Owen Edwards

As a Senior in the biological sciences at Eckerd College, I have found myself interested in the ecology and evolution of vertebrates, specifically reptiles and amphibians. Although my passion for herps began at an early age, the classroom experiences and research training while at Eckerd have allowed me to grow as a field herpetologist in particular and research biologist in general.

Since arriving at Eckerd College in 2017, I have been continuously engaged in undergraduate research. As a freshman, I served as a research assistant for Dr. Peter Meylan’s long-term mark-recapture study of turtles from Rainbow River of south-central Florida. The primary objective of this ongoing project is to monitor changes in turtle populations from this heavily used recreational site. Several times during the semester, I assisted in collecting turtles from sites along this spring-fed river and obtained life history data for all turtles that were captured.

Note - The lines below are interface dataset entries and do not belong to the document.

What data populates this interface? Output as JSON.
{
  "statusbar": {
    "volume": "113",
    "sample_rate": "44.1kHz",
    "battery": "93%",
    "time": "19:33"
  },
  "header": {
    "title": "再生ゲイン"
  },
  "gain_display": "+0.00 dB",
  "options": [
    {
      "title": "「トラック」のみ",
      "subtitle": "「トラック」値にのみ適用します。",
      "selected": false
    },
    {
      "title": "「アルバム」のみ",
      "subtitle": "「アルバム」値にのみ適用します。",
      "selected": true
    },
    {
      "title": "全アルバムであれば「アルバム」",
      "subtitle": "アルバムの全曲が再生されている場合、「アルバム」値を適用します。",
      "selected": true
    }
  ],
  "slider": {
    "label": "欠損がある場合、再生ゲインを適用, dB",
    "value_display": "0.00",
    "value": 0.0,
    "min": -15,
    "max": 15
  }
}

As a sophomore, I joined Jeffrey Goessling’s research lab, with an interest in addressing the causes and consequences of environmental perturbations on various species of reptiles. I worked with Dr. Goessling and other students on a long-term demographic study of gopher tortoises living in a local nature preserve. I collected tortoises in the field and marked captured individuals with PIT Tags. In addition, I collected blood samples and compiled life history data from captured tortoises.

My experience and commitment to this project led to my involvement in a gopher tortoise research project under the guidance of Dr. Goessling and his colleague, Dr. Craig Guyer, from Auburn University during Summer 2019. I spent part of the summer in Conecuh National Forest in Alabama collecting morphometric data and blood samples from captured tortoises. Later, I worked in the lab performing white blood cell counts, bacterial assays, and subsequently analyzing data that were collected.

During the summer of 2020, I worked on an independent research project addressing parasite diversity among green treefrogs from their historical and expanded ranges in southern Illinois. I plan on using the results of this research as part of my senior thesis project this spring.

When I complete my undergraduate studies at Eckerd College, I plan on attending a graduate program in ecology and evolution. My choice of a career after completing graduate school is less certain at this time. Given the myriad of ecological and environmental challenges that we are facing now, and will continue to face in the future, I envision pursuing a professional career that will integrate my knowledge and understanding of evolutionary ecology with any number of other sectors, including but not limited to business, politics, or human health. Regardless of the path I choose, I know that the liberal education I received at Eckerd College, along with my research training, will be integral to becoming a professional evolutionary ecologist and advocate for the natural world.